• **HOW TO COMPLETE THIS TASK**: The answer must be an exact copy of the records, with every picture removed.

============

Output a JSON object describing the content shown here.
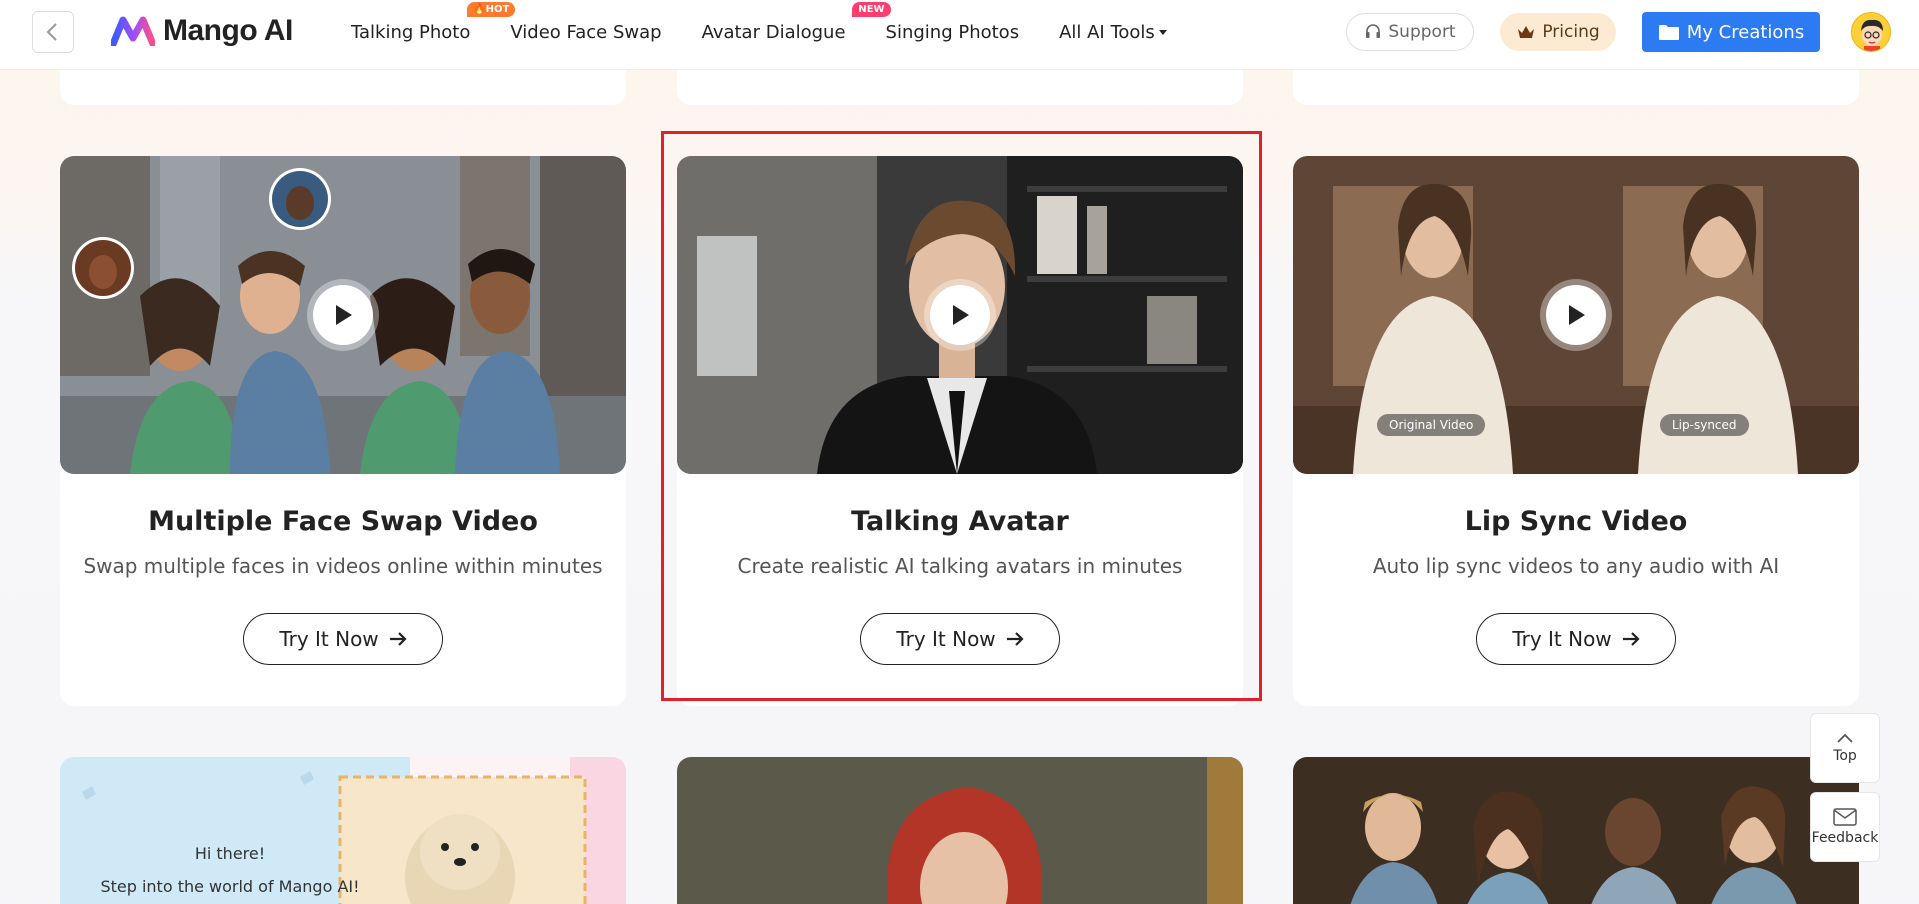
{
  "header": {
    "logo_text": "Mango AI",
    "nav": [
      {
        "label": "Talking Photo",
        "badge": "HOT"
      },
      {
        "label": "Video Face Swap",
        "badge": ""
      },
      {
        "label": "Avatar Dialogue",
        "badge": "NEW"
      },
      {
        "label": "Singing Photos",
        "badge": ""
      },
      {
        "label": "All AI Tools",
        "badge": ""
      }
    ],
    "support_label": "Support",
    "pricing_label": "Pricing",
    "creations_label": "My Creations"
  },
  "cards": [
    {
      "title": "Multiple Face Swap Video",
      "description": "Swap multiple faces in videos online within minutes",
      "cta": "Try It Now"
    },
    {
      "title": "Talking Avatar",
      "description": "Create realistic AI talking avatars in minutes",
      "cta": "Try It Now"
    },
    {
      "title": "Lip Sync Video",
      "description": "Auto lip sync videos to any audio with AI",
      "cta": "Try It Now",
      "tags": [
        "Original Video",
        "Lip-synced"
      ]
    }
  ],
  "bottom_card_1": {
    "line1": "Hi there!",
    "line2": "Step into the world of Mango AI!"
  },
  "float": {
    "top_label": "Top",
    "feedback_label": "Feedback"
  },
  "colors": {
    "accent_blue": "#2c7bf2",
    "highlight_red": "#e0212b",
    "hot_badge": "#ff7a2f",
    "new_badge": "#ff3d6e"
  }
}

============

• **ANSWER TO THIS TASK**:
Output a JSON object describing the content shown here.
{
  "header": {
    "logo_text": "Mango AI",
    "nav": [
      {
        "label": "Talking Photo",
        "badge": "HOT"
      },
      {
        "label": "Video Face Swap",
        "badge": ""
      },
      {
        "label": "Avatar Dialogue",
        "badge": "NEW"
      },
      {
        "label": "Singing Photos",
        "badge": ""
      },
      {
        "label": "All AI Tools",
        "badge": ""
      }
    ],
    "support_label": "Support",
    "pricing_label": "Pricing",
    "creations_label": "My Creations"
  },
  "cards": [
    {
      "title": "Multiple Face Swap Video",
      "description": "Swap multiple faces in videos online within minutes",
      "cta": "Try It Now"
    },
    {
      "title": "Talking Avatar",
      "description": "Create realistic AI talking avatars in minutes",
      "cta": "Try It Now"
    },
    {
      "title": "Lip Sync Video",
      "description": "Auto lip sync videos to any audio with AI",
      "cta": "Try It Now",
      "tags": [
        "Original Video",
        "Lip-synced"
      ]
    }
  ],
  "bottom_card_1": {
    "line1": "Hi there!",
    "line2": "Step into the world of Mango AI!"
  },
  "float": {
    "top_label": "Top",
    "feedback_label": "Feedback"
  },
  "colors": {
    "accent_blue": "#2c7bf2",
    "highlight_red": "#e0212b",
    "hot_badge": "#ff7a2f",
    "new_badge": "#ff3d6e"
  }
}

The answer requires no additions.